On an unrelated comment - I am getting weary of this shallow depth of field on the big sensor. I can't use the 50mm f1.4 at all up close without most if it being blurred out. The follow focus is a royal pain -the subject moves 6" and it means refocussing - almost impossible. How many movies do you see with this insane shallow dof? Next to none! For some shots, it might be just fine, but really, the only way to go is by the Super 35mm format - Sony FS100 or Canon C300 examples for great video. Just my 2 cents worth (and experience).

August 31, 2012

0
Reply

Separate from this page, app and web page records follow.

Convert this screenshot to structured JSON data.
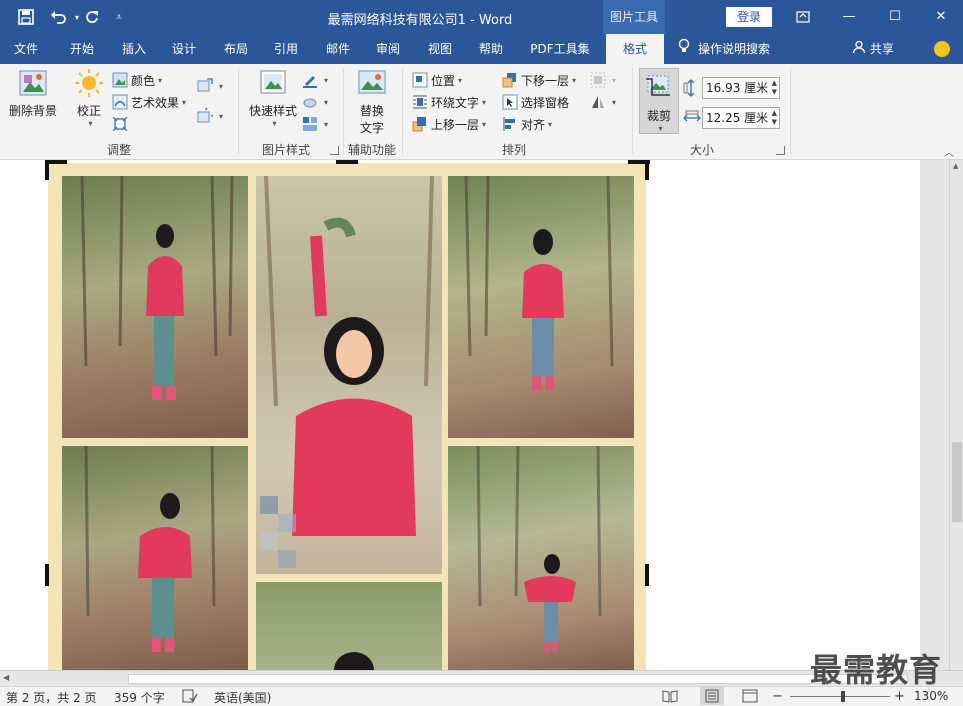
{
  "app": {
    "title": "最需网络科技有限公司1  -  Word",
    "context_tool": "图片工具",
    "login": "登录"
  },
  "tabs": [
    {
      "label": "文件"
    },
    {
      "label": "开始"
    },
    {
      "label": "插入"
    },
    {
      "label": "设计"
    },
    {
      "label": "布局"
    },
    {
      "label": "引用"
    },
    {
      "label": "邮件"
    },
    {
      "label": "审阅"
    },
    {
      "label": "视图"
    },
    {
      "label": "帮助"
    },
    {
      "label": "PDF工具集"
    },
    {
      "label": "格式"
    }
  ],
  "tell_me": "操作说明搜索",
  "share": "共享",
  "ribbon": {
    "adjust": {
      "remove_bg": "删除背景",
      "correct": "校正",
      "color": "颜色",
      "artistic": "艺术效果",
      "label": "调整"
    },
    "picture_styles": {
      "quick_styles": "快速样式",
      "label": "图片样式"
    },
    "accessibility": {
      "alt_text_line1": "替换",
      "alt_text_line2": "文字",
      "label": "辅助功能"
    },
    "arrange": {
      "position": "位置",
      "wrap_text": "环绕文字",
      "bring_forward": "上移一层",
      "send_backward": "下移一层",
      "selection_pane": "选择窗格",
      "align": "对齐",
      "label": "排列"
    },
    "size": {
      "crop": "裁剪",
      "height": "16.93 厘米",
      "width": "12.25 厘米",
      "label": "大小"
    }
  },
  "status": {
    "page": "第 2 页，共 2 页",
    "words": "359 个字",
    "language": "英语(美国)",
    "zoom": "130%",
    "zoom_minus": "−",
    "zoom_plus": "+"
  },
  "watermark": "最需教育",
  "colors": {
    "brand": "#2b579a",
    "ribbon_bg": "#f3f3f3",
    "picture_border": "#f2e4b6"
  }
}
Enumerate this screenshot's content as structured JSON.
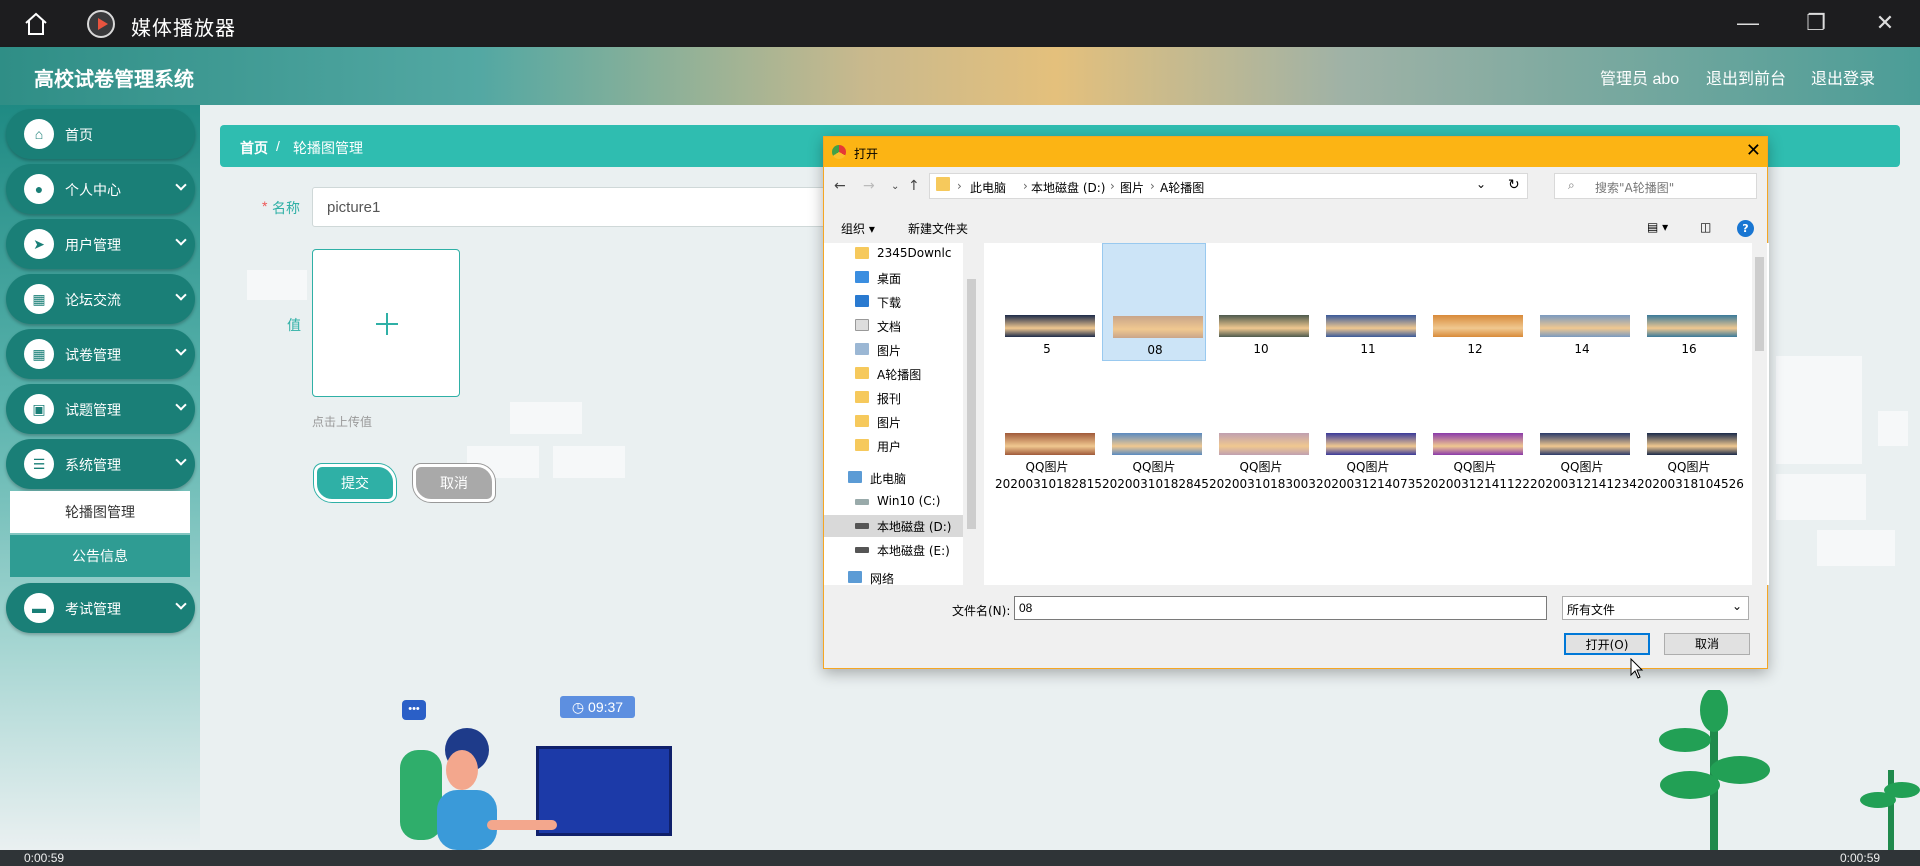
{
  "window": {
    "title": "媒体播放器",
    "minimize": "—",
    "maximize": "❐",
    "close": "✕"
  },
  "header": {
    "title": "高校试卷管理系统",
    "user": "管理员 abo",
    "to_front": "退出到前台",
    "logout": "退出登录"
  },
  "sidebar": {
    "items": [
      {
        "label": "首页",
        "icon": "home-icon"
      },
      {
        "label": "个人中心",
        "icon": "person-icon"
      },
      {
        "label": "用户管理",
        "icon": "send-icon"
      },
      {
        "label": "论坛交流",
        "icon": "grid-icon"
      },
      {
        "label": "试卷管理",
        "icon": "grid-icon"
      },
      {
        "label": "试题管理",
        "icon": "briefcase-icon"
      },
      {
        "label": "系统管理",
        "icon": "settings-sliders-icon"
      },
      {
        "label": "考试管理",
        "icon": "monitor-icon"
      }
    ],
    "sub_items": [
      {
        "label": "轮播图管理"
      },
      {
        "label": "公告信息"
      }
    ]
  },
  "breadcrumb": {
    "home": "首页",
    "sep": "/",
    "current": "轮播图管理"
  },
  "form": {
    "name_label": "名称",
    "required_mark": "*",
    "name_value": "picture1",
    "value_label": "值",
    "upload_hint": "点击上传值",
    "submit": "提交",
    "cancel": "取消"
  },
  "illustration": {
    "clock": "09:37",
    "bubble": "•••"
  },
  "dialog": {
    "title": "打开",
    "address": [
      "此电脑",
      "本地磁盘 (D:)",
      "图片",
      "A轮播图"
    ],
    "search_placeholder": "搜索\"A轮播图\"",
    "organize": "组织 ▾",
    "new_folder": "新建文件夹",
    "help": "?",
    "tree": [
      {
        "label": "2345Downlc",
        "pinned": true
      },
      {
        "label": "桌面",
        "pinned": true
      },
      {
        "label": "下载",
        "pinned": true
      },
      {
        "label": "文档",
        "pinned": true
      },
      {
        "label": "图片",
        "pinned": true
      },
      {
        "label": "A轮播图",
        "pinned": false
      },
      {
        "label": "报刊",
        "pinned": false
      },
      {
        "label": "图片",
        "pinned": false
      },
      {
        "label": "用户",
        "pinned": false
      },
      {
        "label": "此电脑",
        "pinned": false
      },
      {
        "label": "Win10 (C:)",
        "pinned": false
      },
      {
        "label": "本地磁盘 (D:)",
        "pinned": false,
        "selected": true
      },
      {
        "label": "本地磁盘 (E:)",
        "pinned": false
      },
      {
        "label": "网络",
        "pinned": false
      }
    ],
    "files": [
      {
        "name": "5",
        "color": "#1d2b4a"
      },
      {
        "name": "08",
        "color": "#c9a58a",
        "selected": true
      },
      {
        "name": "10",
        "color": "#4d5a4d"
      },
      {
        "name": "11",
        "color": "#3a5a9a"
      },
      {
        "name": "12",
        "color": "#d88a3a"
      },
      {
        "name": "14",
        "color": "#7a9ac0"
      },
      {
        "name": "16",
        "color": "#3a7a9a"
      },
      {
        "name": "QQ图片20200310182815",
        "color": "#a05a3a"
      },
      {
        "name": "QQ图片20200310182845",
        "color": "#5a8ac0"
      },
      {
        "name": "QQ图片20200310183003",
        "color": "#c0a0b0"
      },
      {
        "name": "QQ图片20200312140735",
        "color": "#3a3a9a"
      },
      {
        "name": "QQ图片20200312141122",
        "color": "#8a3aaa"
      },
      {
        "name": "QQ图片20200312141234",
        "color": "#2a3a6a"
      },
      {
        "name": "QQ图片20200318104526",
        "color": "#1a2a4a"
      }
    ],
    "filename_label": "文件名(N):",
    "filename_value": "08",
    "filetype": "所有文件",
    "open_button": "打开(O)",
    "cancel_button": "取消"
  },
  "bottom": {
    "left_time": "0:00:59",
    "right_time": "0:00:59"
  }
}
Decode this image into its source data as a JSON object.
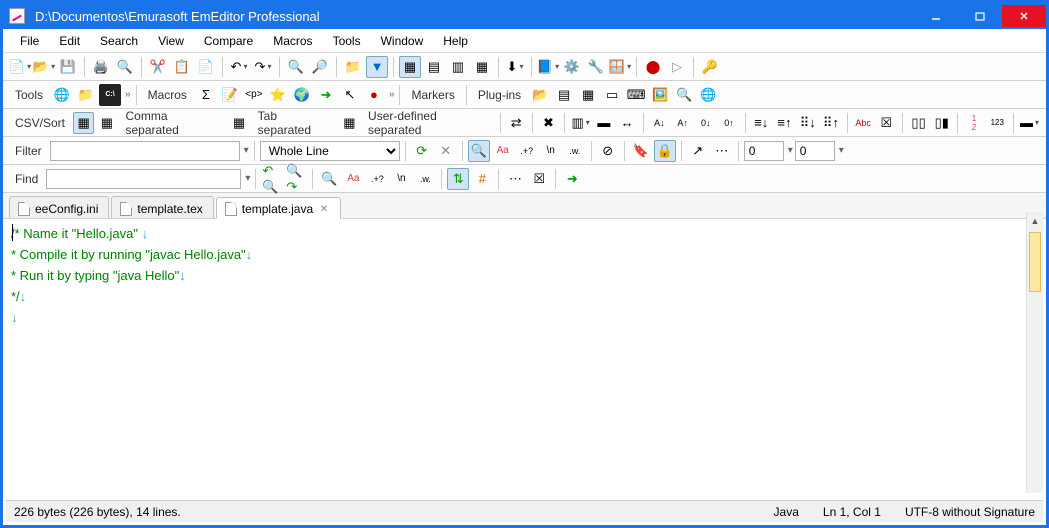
{
  "window": {
    "title": "D:\\Documentos\\Emurasoft EmEditor Professional"
  },
  "menubar": [
    "File",
    "Edit",
    "Search",
    "View",
    "Compare",
    "Macros",
    "Tools",
    "Window",
    "Help"
  ],
  "toolbar2": {
    "tools": "Tools",
    "macros": "Macros"
  },
  "csvbar": {
    "label": "CSV/Sort",
    "comma": "Comma separated",
    "tab": "Tab separated",
    "user": "User-defined separated"
  },
  "filterbar": {
    "label": "Filter",
    "scope": "Whole Line",
    "num1": "0",
    "num2": "0"
  },
  "findbar": {
    "label": "Find"
  },
  "toolbar3": {
    "markers": "Markers",
    "plugins": "Plug-ins"
  },
  "tabs": [
    {
      "name": "eeConfig.ini",
      "active": false
    },
    {
      "name": "template.tex",
      "active": false
    },
    {
      "name": "template.java",
      "active": true
    }
  ],
  "editor": {
    "lines": [
      "/* Name it \"Hello.java\" ",
      " * Compile it by running \"javac Hello.java\"",
      " * Run it by typing \"java Hello\"",
      " */",
      ""
    ]
  },
  "status": {
    "left": "226 bytes (226 bytes), 14 lines.",
    "lang": "Java",
    "pos": "Ln 1, Col 1",
    "enc": "UTF-8 without Signature"
  }
}
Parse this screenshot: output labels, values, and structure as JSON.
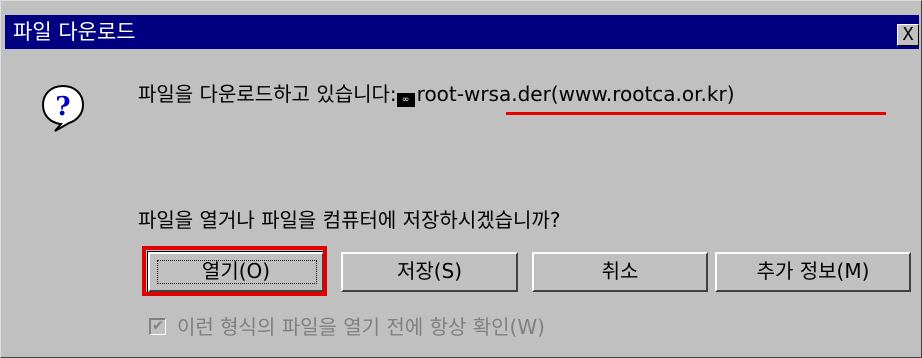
{
  "dialog": {
    "title": "파일 다운로드",
    "close_symbol": "X"
  },
  "message": {
    "prefix": "파일을 다운로드하고 있습니다:",
    "file_icon": "file-icon",
    "filename": "root-wrsa.der(www.rootca.or.kr)"
  },
  "question": "파일을 열거나 파일을 컴퓨터에 저장하시겠습니까?",
  "buttons": {
    "open": "열기(O)",
    "save": "저장(S)",
    "cancel": "취소",
    "more_info": "추가 정보(M)"
  },
  "checkbox": {
    "checked": true,
    "label": "이런 형식의 파일을 열기 전에 항상 확인(W)"
  },
  "colors": {
    "titlebar": "#000080",
    "window": "#c0c0c0",
    "highlight_red": "#e00000"
  }
}
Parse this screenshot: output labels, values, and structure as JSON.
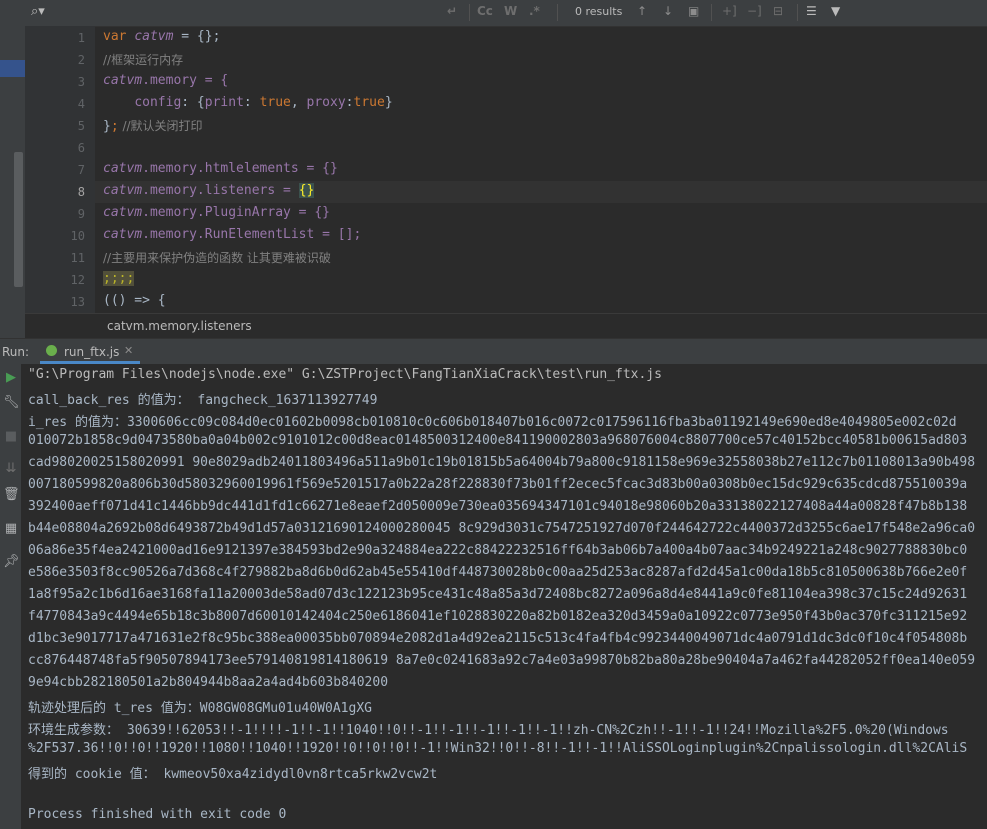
{
  "search": {
    "results": "0 results",
    "tools": [
      "Cc",
      "W",
      ".*"
    ]
  },
  "editor": {
    "line_numbers": [
      "1",
      "2",
      "3",
      "4",
      "5",
      "6",
      "7",
      "8",
      "9",
      "10",
      "11",
      "12",
      "13"
    ],
    "lines": {
      "l1": {
        "kw": "var",
        "name": "catvm",
        "rest": " = {};"
      },
      "l2": {
        "comment": "//框架运行内存"
      },
      "l3": {
        "name": "catvm",
        "rest": ".memory = {"
      },
      "l4": {
        "k1": "config",
        "t1": ": {",
        "k2": "print",
        "t2": ": ",
        "v1": "true",
        "t3": ", ",
        "k3": "proxy",
        "t4": ":",
        "v2": "true",
        "t5": "}"
      },
      "l5": {
        "t1": "}",
        "t2": ";",
        "comment": " //默认关闭打印"
      },
      "l7": {
        "name": "catvm",
        "rest": ".memory.htmlelements = {}"
      },
      "l8": {
        "name": "catvm",
        "rest": ".memory.listeners = ",
        "hl": "{}"
      },
      "l9": {
        "name": "catvm",
        "rest": ".memory.PluginArray = {}"
      },
      "l10": {
        "name": "catvm",
        "rest": ".memory.RunElementList = [];"
      },
      "l11": {
        "comment": "//主要用来保护伪造的函数 让其更难被识破"
      },
      "l12": {
        "warn": ";;;;"
      },
      "l13": {
        "text": "(() => {"
      }
    },
    "breadcrumb": "catvm.memory.listeners"
  },
  "run": {
    "label": "Run:",
    "tab": "run_ftx.js",
    "console": [
      "\"G:\\Program Files\\nodejs\\node.exe\" G:\\ZSTProject\\FangTianXiaCrack\\test\\run_ftx.js",
      "call_back_res 的值为： fangcheck_1637113927749",
      "i_res 的值为：3300606cc09c084d0ec01602b0098cb010810c0c606b018407b016c0072c017596116fba3ba01192149e690ed8e4049805e002c02d",
      "010072b1858c9d0473580ba0a04b002c9101012c00d8eac0148500312400e841190002803a968076004c8807700ce57c40152bcc40581b00615ad803",
      "cad98020025158020991 90e8029adb24011803496a511a9b01c19b01815b5a64004b79a800c9181158e969e32558038b27e112c7b01108013a90b498",
      "007180599820a806b30d58032960019961f569e5201517a0b22a28f228830f73b01ff2ecec5fcac3d83b00a0308b0ec15dc929c635cdcd875510039a",
      "392400aeff071d41c1446bb9dc441d1fd1c66271e8eaef2d050009e730ea035694347101c94018e98060b20a33138022127408a44a00828f47b8b138",
      "b44e08804a2692b08d6493872b49d1d57a03121690124000280045 8c929d3031c7547251927d070f244642722c4400372d3255c6ae17f548e2a96ca0",
      "06a86e35f4ea2421000ad16e9121397e384593bd2e90a324884ea222c88422232516ff64b3ab06b7a400a4b07aac34b9249221a248c9027788830bc0",
      "e586e3503f8cc90526a7d368c4f279882ba8d6b0d62ab45e55410df448730028b0c00aa25d253ac8287afd2d45a1c00da18b5c810500638b766e2e0f",
      "1a8f95a2c1b6d16ae3168fa11a20003de58ad07d3c122123b95ce431c48a85a3d72408bc8272a096a8d4e8441a9c0fe81104ea398c37c15c24d92631",
      "f4770843a9c4494e65b18c3b8007d60010142404c250e6186041ef1028830220a82b0182ea320d3459a0a10922c0773e950f43b0ac370fc311215e92",
      "d1bc3e9017717a471631e2f8c95bc388ea00035bb070894e2082d1a4d92ea2115c513c4fa4fb4c9923440049071dc4a0791d1dc3dc0f10c4f054808b",
      "cc876448748fa5f90507894173ee579140819814180619 8a7e0c0241683a92c7a4e03a99870b82ba80a28be90404a7a462fa44282052ff0ea140e059",
      "9e94cbb282180501a2b804944b8aa2a4ad4b603b840200",
      "轨迹处理后的 t_res 值为：W08GW08GMu01u40W0A1gXG",
      "环境生成参数： 30639!!62053!!-1!!!!-1!!-1!!1040!!0!!-1!!-1!!-1!!-1!!-1!!zh-CN%2Czh!!-1!!-1!!24!!Mozilla%2F5.0%20(Windows",
      "%2F537.36!!0!!0!!1920!!1080!!1040!!1920!!0!!0!!0!!-1!!Win32!!0!!-8!!-1!!-1!!AliSSOLoginplugin%2Cnpalissologin.dll%2CAliS",
      "得到的 cookie 值： kwmeov50xa4zidydl0vn8rtca5rkw2vcw2t",
      "",
      "Process finished with exit code 0"
    ]
  },
  "colors": {
    "accent": "#4a88c7",
    "run_green": "#6aaf4c",
    "keyword": "#cc7832",
    "global_var": "#9876aa",
    "comment": "#808080"
  }
}
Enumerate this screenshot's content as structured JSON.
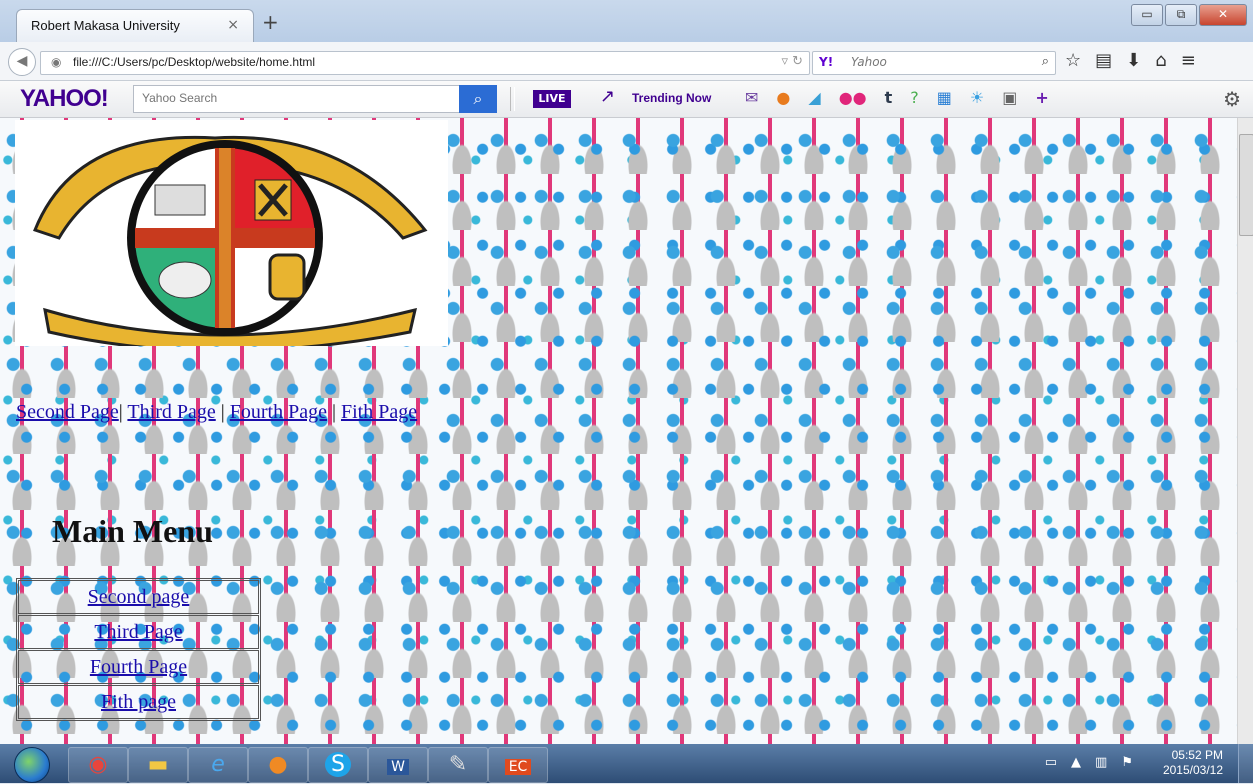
{
  "browser": {
    "tab_title": "Robert Makasa University",
    "tab_close": "×",
    "new_tab": "+",
    "url": "file:///C:/Users/pc/Desktop/website/home.html",
    "search_brand": "Y!",
    "search_placeholder": "Yahoo",
    "window_buttons": [
      "▭",
      "⧉",
      "✕"
    ]
  },
  "yahoo_bar": {
    "logo": "YAHOO!",
    "search_placeholder": "Yahoo Search",
    "live_label": "LIVE",
    "trending_label": "Trending Now"
  },
  "page": {
    "nav_links": [
      "Second Page",
      "Third Page",
      "Fourth Page",
      "Fith Page"
    ],
    "nav_separator": "|",
    "main_title": "Main Menu",
    "menu_items": [
      "Second page",
      "Third Page",
      "Fourth Page",
      "Fith page"
    ]
  },
  "taskbar": {
    "time": "05:52 PM",
    "date": "2015/03/12"
  },
  "colors": {
    "link": "#1a0dab",
    "yahoo_purple": "#400090",
    "taskbar": "#2e4d75"
  }
}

This is the guy who said in his comparison between the DT454 with the SD Mixpre-D that he didn't put a limiter in the DT454 because in noisy situations the AGC of a dslr is fine to use. I am suspicious of his reviews since then- especially as he is 'reviewing' his own products.

November 7, 2012

0
Reply
Edwin

Hi! Great conversation! Any recommendation for a good beginners blogs on how to for DSLR and audio?
Thanks!

January 7, 2013

0
Reply
andt

The place where the H4N excels is that while it can be an on camera accessory, it does not depend on the camera for power and doesn't "sync" to anything. So it is actually better used as a separate entity.
I have had a lot of success sticking it in a planter, behind a kettle or other places in the scene where it picks up quality, high snr speech and audio.
Of course this means syncing and possibly re-recording it so timebases match (again...no sync).
It's onboard mics are usable but mostly I stick a lav on it or a SDC spot mic. Or if the situation warrants it, both at the same time along with the built in Mics.
The other neat thing is that ou can also use your AT or Sony video mics that have those 1/8th'" connectors with the H4N. For prosumer stuff that is pretty cool.
I have a lot of XLR equipped gear and mics already (I've done audio engineering for years) but I can see how that is a big bonus for folks that only started buying mics when they started doing video with their DSLR.

January 9, 2014

1
Reply
Russd